CATS is UNICEF’s core strategy to eliminate open defecation, in line with Sustainable Development Goal (SDG) 6.2: to ‘achieve access to adequate and equitable sanitation and hygiene for all and end open defecation, paying special attention to the needs of women and girls and those in vulnerable situations’.4 CATS has scaled up rapidly since its 2008 inception, with implementation in over 60 countries: approximately 48 million people now live in open defecation free communities that previously did not.5 With these achievements come even greater challenges. Achieving universal basic sanitation coverage by 2030 will require an acceleration of progress to eliminate open defecation, to keep up with population growth and to reach the poorest households. Five country field notes examining the Haiti, Philippines, Mali, Zambia and Nepal CATS programmes were developed for this set of CATS Field Notes, to generate lessons for programming through exploring how each programme reached its current stage of development. The field notes capture CATS programmes at different stages of maturity, both in terms of total number of people that live in ODF communities and the adoption of CATS within government programmes and systems. At one side of the spectrum is Haiti, with its nascent but promising programme. In the middle of the spectrum are the Philippines and Mali programmes, with Zambia and Nepal representing more developed examples of CATS programming.
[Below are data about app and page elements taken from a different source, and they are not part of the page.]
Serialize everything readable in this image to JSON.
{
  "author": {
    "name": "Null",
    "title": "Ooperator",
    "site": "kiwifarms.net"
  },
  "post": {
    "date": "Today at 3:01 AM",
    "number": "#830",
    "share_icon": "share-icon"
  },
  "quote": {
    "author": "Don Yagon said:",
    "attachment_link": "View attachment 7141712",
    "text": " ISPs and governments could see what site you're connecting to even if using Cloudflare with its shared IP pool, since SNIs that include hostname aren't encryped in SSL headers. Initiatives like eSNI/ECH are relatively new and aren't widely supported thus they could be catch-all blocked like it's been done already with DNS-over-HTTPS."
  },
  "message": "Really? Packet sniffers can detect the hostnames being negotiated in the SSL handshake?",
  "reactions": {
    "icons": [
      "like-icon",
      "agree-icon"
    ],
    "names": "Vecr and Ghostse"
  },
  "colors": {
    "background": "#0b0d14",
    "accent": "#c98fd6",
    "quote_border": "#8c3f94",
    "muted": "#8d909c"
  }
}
A flexible case study methodology was used to develop these field notes, which included a desk review and interviews with UNICEF staff. Where possible, field visits were conducted, during which interviews and focus group discussions were held with key sanitation stakeholders who were identified for the specific purpose of developing these field notes. Rapid observation of communities and household toilets also occurred for some cases, where feasible. Developed primarily for UNICEF staff and its partners, these field notes can be used to learn about specific aspects of CATS programmes in different contexts